Information given:

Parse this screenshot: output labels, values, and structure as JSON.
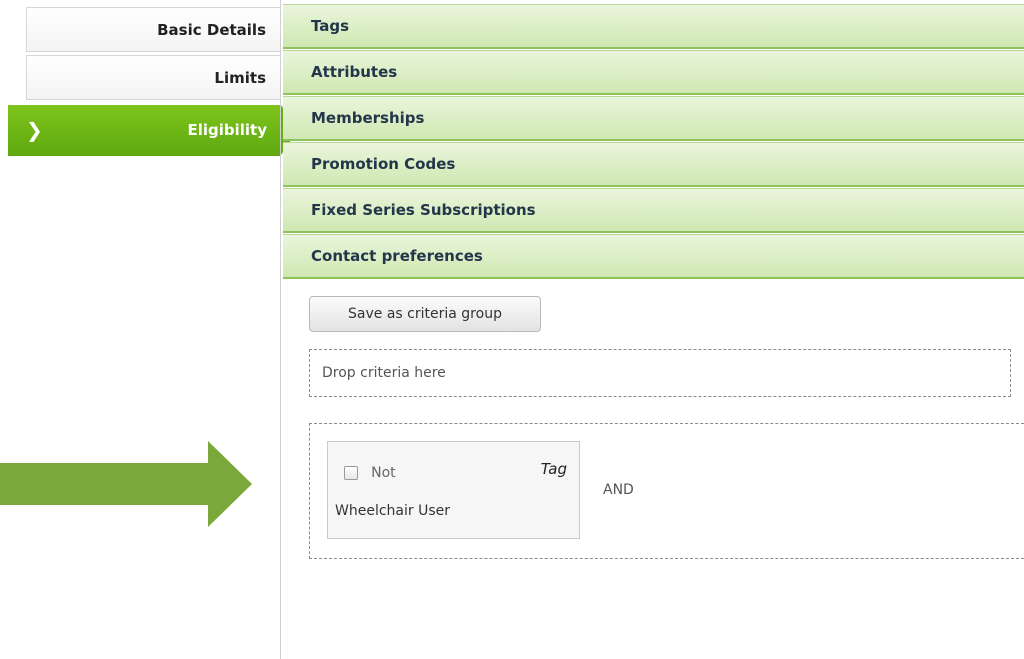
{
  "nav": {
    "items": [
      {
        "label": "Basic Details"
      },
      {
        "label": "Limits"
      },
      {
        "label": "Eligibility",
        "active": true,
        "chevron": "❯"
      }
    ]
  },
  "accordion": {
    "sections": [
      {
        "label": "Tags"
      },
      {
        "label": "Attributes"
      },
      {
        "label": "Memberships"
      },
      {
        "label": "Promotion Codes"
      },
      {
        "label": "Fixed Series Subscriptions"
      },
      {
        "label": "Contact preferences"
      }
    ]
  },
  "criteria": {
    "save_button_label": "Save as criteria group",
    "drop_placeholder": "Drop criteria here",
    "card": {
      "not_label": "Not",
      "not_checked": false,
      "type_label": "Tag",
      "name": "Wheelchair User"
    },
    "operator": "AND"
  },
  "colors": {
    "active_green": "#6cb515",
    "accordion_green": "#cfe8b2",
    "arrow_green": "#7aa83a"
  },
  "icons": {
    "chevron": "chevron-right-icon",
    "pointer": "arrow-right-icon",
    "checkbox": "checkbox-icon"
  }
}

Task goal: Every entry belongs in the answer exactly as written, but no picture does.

Exercise answer:
Parse this screenshot: output labels, values, and structure as JSON.
{
  "nav": {
    "items": [
      {
        "label": "Basic Details"
      },
      {
        "label": "Limits"
      },
      {
        "label": "Eligibility",
        "active": true,
        "chevron": "❯"
      }
    ]
  },
  "accordion": {
    "sections": [
      {
        "label": "Tags"
      },
      {
        "label": "Attributes"
      },
      {
        "label": "Memberships"
      },
      {
        "label": "Promotion Codes"
      },
      {
        "label": "Fixed Series Subscriptions"
      },
      {
        "label": "Contact preferences"
      }
    ]
  },
  "criteria": {
    "save_button_label": "Save as criteria group",
    "drop_placeholder": "Drop criteria here",
    "card": {
      "not_label": "Not",
      "not_checked": false,
      "type_label": "Tag",
      "name": "Wheelchair User"
    },
    "operator": "AND"
  },
  "colors": {
    "active_green": "#6cb515",
    "accordion_green": "#cfe8b2",
    "arrow_green": "#7aa83a"
  },
  "icons": {
    "chevron": "chevron-right-icon",
    "pointer": "arrow-right-icon",
    "checkbox": "checkbox-icon"
  }
}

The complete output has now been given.